Extract every entry word for word. Skip the pictures.

**Page and application data records**:
---

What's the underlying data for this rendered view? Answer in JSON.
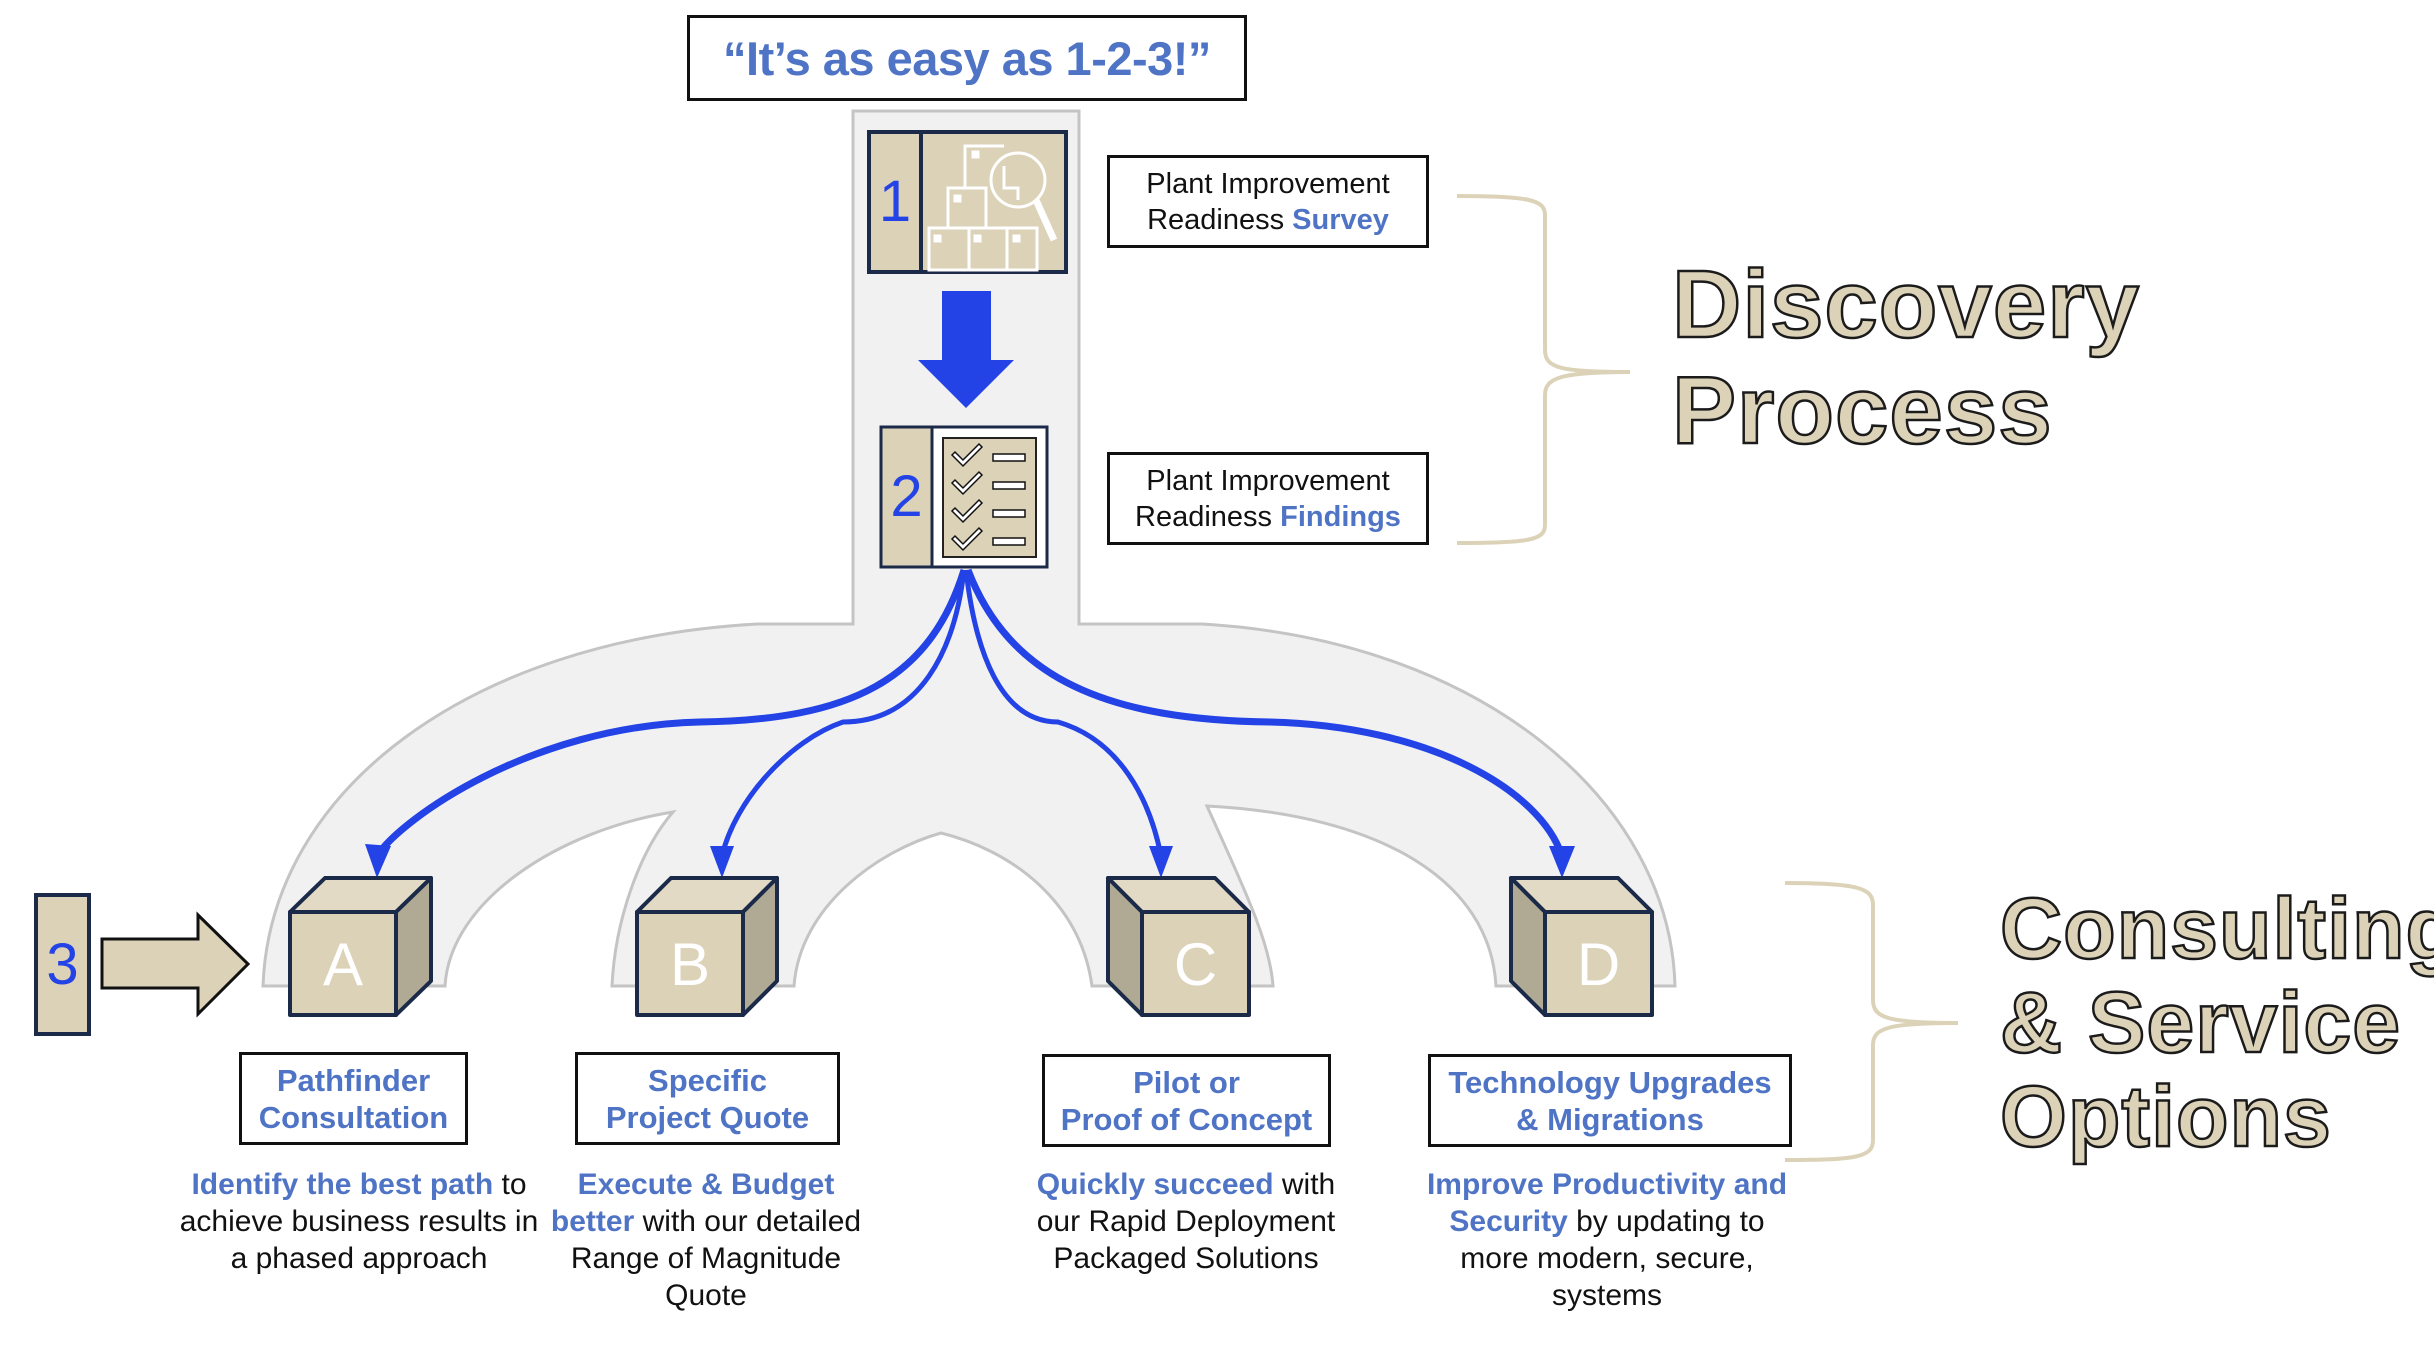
{
  "title": "“It’s as easy as 1-2-3!”",
  "steps": [
    {
      "number": "1",
      "icon": "boxes-magnifier-icon"
    },
    {
      "number": "2",
      "icon": "checklist-icon"
    },
    {
      "number": "3",
      "icon": "right-arrow-icon"
    }
  ],
  "discovery": {
    "survey": {
      "line1": "Plant Improvement",
      "line2_plain": "Readiness ",
      "line2_highlight": "Survey"
    },
    "findings": {
      "line1": "Plant Improvement",
      "line2_plain": "Readiness ",
      "line2_highlight": "Findings"
    },
    "heading_line1": "Discovery",
    "heading_line2": "Process"
  },
  "options_heading": {
    "line1": "Consulting",
    "line2": "& Service",
    "line3": "Options"
  },
  "options": [
    {
      "letter": "A",
      "label_line1": "Pathfinder",
      "label_line2": "Consultation",
      "desc_highlight": "Identify the best path",
      "desc_rest": "to achieve business results in a phased approach"
    },
    {
      "letter": "B",
      "label_line1": "Specific",
      "label_line2": "Project Quote",
      "desc_highlight": "Execute & Budget better",
      "desc_rest": "with our detailed Range of Magnitude Quote"
    },
    {
      "letter": "C",
      "label_line1": "Pilot or",
      "label_line2": "Proof of Concept",
      "desc_highlight": "Quickly succeed",
      "desc_rest": "with our Rapid Deployment Packaged Solutions"
    },
    {
      "letter": "D",
      "label_line1": "Technology Upgrades",
      "label_line2": "& Migrations",
      "desc_highlight": "Improve Productivity and Security",
      "desc_rest": "by updating to more modern, secure, systems"
    }
  ],
  "colors": {
    "accent_blue": "#2343e6",
    "text_blue": "#4f74c5",
    "tan": "#dcd2b8",
    "tan_dark": "#b0a993",
    "navy_outline": "#1c2a4a",
    "arch_fill": "#f1f1f1",
    "arch_stroke": "#c4c4c4",
    "brace": "#dcd2b8"
  }
}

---

**Finished task**:
What's the underlying data for this rendered view? Answer in JSON.
{
  "title": "“It’s as easy as 1-2-3!”",
  "steps": [
    {
      "number": "1",
      "icon": "boxes-magnifier-icon"
    },
    {
      "number": "2",
      "icon": "checklist-icon"
    },
    {
      "number": "3",
      "icon": "right-arrow-icon"
    }
  ],
  "discovery": {
    "survey": {
      "line1": "Plant Improvement",
      "line2_plain": "Readiness ",
      "line2_highlight": "Survey"
    },
    "findings": {
      "line1": "Plant Improvement",
      "line2_plain": "Readiness ",
      "line2_highlight": "Findings"
    },
    "heading_line1": "Discovery",
    "heading_line2": "Process"
  },
  "options_heading": {
    "line1": "Consulting",
    "line2": "& Service",
    "line3": "Options"
  },
  "options": [
    {
      "letter": "A",
      "label_line1": "Pathfinder",
      "label_line2": "Consultation",
      "desc_highlight": "Identify the best path",
      "desc_rest": "to achieve business results in a phased approach"
    },
    {
      "letter": "B",
      "label_line1": "Specific",
      "label_line2": "Project Quote",
      "desc_highlight": "Execute & Budget better",
      "desc_rest": "with our detailed Range of Magnitude Quote"
    },
    {
      "letter": "C",
      "label_line1": "Pilot or",
      "label_line2": "Proof of Concept",
      "desc_highlight": "Quickly succeed",
      "desc_rest": "with our Rapid Deployment Packaged Solutions"
    },
    {
      "letter": "D",
      "label_line1": "Technology Upgrades",
      "label_line2": "& Migrations",
      "desc_highlight": "Improve Productivity and Security",
      "desc_rest": "by updating to more modern, secure, systems"
    }
  ],
  "colors": {
    "accent_blue": "#2343e6",
    "text_blue": "#4f74c5",
    "tan": "#dcd2b8",
    "tan_dark": "#b0a993",
    "navy_outline": "#1c2a4a",
    "arch_fill": "#f1f1f1",
    "arch_stroke": "#c4c4c4",
    "brace": "#dcd2b8"
  }
}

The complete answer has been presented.